The irony, meanwhile, is that Egypt’s Islamists themselves adhere to a conspiracy-minded critique of US policy in the Middle East. Washington’s support for both Israel and various authoritarian governments (not least in Cairo) has long been portrayed as part of a plot to control the region. After the overthrow of Morsi, it became an article of faith inside the Brotherhood that the United States had abandoned his “legitimate” government in favor of a more familiar accommodation with autocracy. John Kerry’s 2013 comments that the Egyptian army had been “restoring democracy” when it opted to remove Morsi were seen as particularly telling in this regard. In one of its weekly bulletins to supporters, the Brotherhood condemned western “hypocrisy” and “complicity” in the crackdown against the group. In November 2013, Amr Darrag, one of the few leaders of the group to have avoided arrest, offered a withering assessment of Kerry and American policy more generally, declaring that it had become “absolutely clear” that Washington had “supported the coup from the first moment” and was “behind the attempts to abort the Arab Spring in all countries that have gone that route.” As can be seen, the US government has frequently found itself damned on all sides.
Accounts like these are invariably long on lurid assertion and somewhat shorter on hard evidence. Yet like many conspiracy theories, they are built on certain kernels of truth: past moments when there have been contacts between the West and the Muslim Brothers. Most of these encounters took place behind closed doors, away from public view. Inevitably, this encouraged distortion, exaggeration, and outright falsification. The truth of the actual relationship between the Muslim Brotherhood and the West has been obscured. It is against this backdrop that this book offers the first sustained and comprehensive academic analysis of that relationship, charting its evolution from the founding of the group in 1928 to the eve of the revolt against Hosni Mubarak in 2011.
To be clear, this is not an account of Egypt’s experience of the Arab Spring, nor of the ties between the Brotherhood and the western powers after 2011. Instead, the aim here is to historicize more contemporary debates: to examine the trajectory of a relationship that has existed, for the most part, in the shadows.
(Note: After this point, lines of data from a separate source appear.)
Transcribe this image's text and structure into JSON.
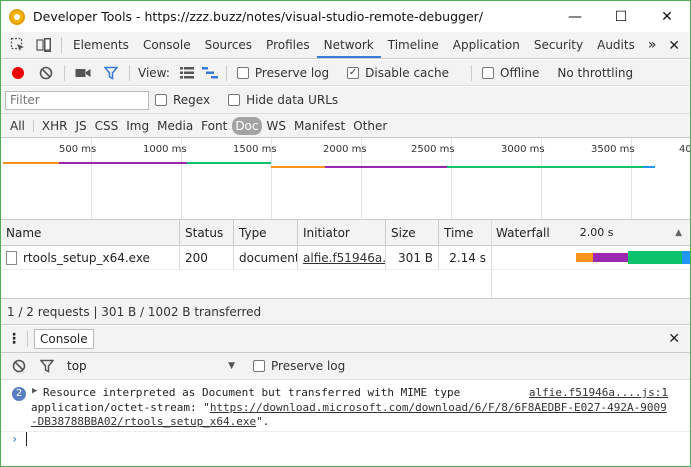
{
  "window": {
    "title": "Developer Tools - https://zzz.buzz/notes/visual-studio-remote-debugger/",
    "controls": {
      "minimize": "—",
      "maximize": "☐",
      "close": "✕"
    }
  },
  "tabs": [
    "Elements",
    "Console",
    "Sources",
    "Profiles",
    "Network",
    "Timeline",
    "Application",
    "Security",
    "Audits"
  ],
  "active_tab": "Network",
  "more_tabs": "»",
  "toolbar": {
    "view_label": "View:",
    "preserve_log": "Preserve log",
    "disable_cache": "Disable cache",
    "disable_cache_checked": true,
    "offline": "Offline",
    "throttling": "No throttling"
  },
  "filter": {
    "placeholder": "Filter",
    "regex": "Regex",
    "hide_data_urls": "Hide data URLs",
    "types": [
      "All",
      "XHR",
      "JS",
      "CSS",
      "Img",
      "Media",
      "Font",
      "Doc",
      "WS",
      "Manifest",
      "Other"
    ],
    "active_type": "Doc"
  },
  "overview": {
    "ticks": [
      "500 ms",
      "1000 ms",
      "1500 ms",
      "2000 ms",
      "2500 ms",
      "3000 ms",
      "3500 ms",
      "40"
    ]
  },
  "table": {
    "columns": [
      "Name",
      "Status",
      "Type",
      "Initiator",
      "Size",
      "Time",
      "Waterfall"
    ],
    "waterfall_marker": "2.00 s",
    "rows": [
      {
        "name": "rtools_setup_x64.exe",
        "status": "200",
        "type": "document",
        "initiator": "alfie.f51946a....",
        "size": "301 B",
        "time": "2.14 s"
      }
    ]
  },
  "summary": "1 / 2 requests  |  301 B / 1002 B transferred",
  "drawer": {
    "tab": "Console",
    "context": "top",
    "preserve_log": "Preserve log"
  },
  "console": {
    "count": "2",
    "line1": "Resource interpreted as Document but transferred with MIME type",
    "line2_prefix": "application/octet-stream: \"",
    "line2_link": "https://download.microsoft.com/download/6/F/8/6F8AEDBF-E027-492A-9009",
    "line3_link": "-DB38788BBA02/rtools_setup_x64.exe",
    "line3_suffix": "\".",
    "source": "alfie.f51946a....js:1",
    "prompt": "›"
  },
  "colors": {
    "accent": "#3879d9",
    "record": "#e00000",
    "bar_orange": "#f7931e",
    "bar_purple": "#9c27b0",
    "bar_green": "#0cc26b",
    "bar_blue": "#2196f3",
    "window_border": "#4caf50"
  }
}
Not only is this story crucial for understanding recent developments in Egypt, but also it sheds new light on the broader history of western engagement with the Middle East during the second half of the twentieth century and the first decade of the twenty-first. Furthermore, this subject is crucial for understanding the history of the Brotherhood itself and the way in which the group views the world. Over the last eighty years, the West—both as a concept and as a political reality—has been a critical point of reference for the Brotherhood and its leaders. It is no exaggeration to say that absent the West, the group would not exist. As the essential Other, it has defined the Brotherhood and the way in which it has understood its sociopolitical mission. The idea of the West and a vision of what it represents sit at the very center of the group’s ideology. Consequently, changes and continuities in the Brotherhood’s thinking on this issue reveal much about the broader evolution of the group.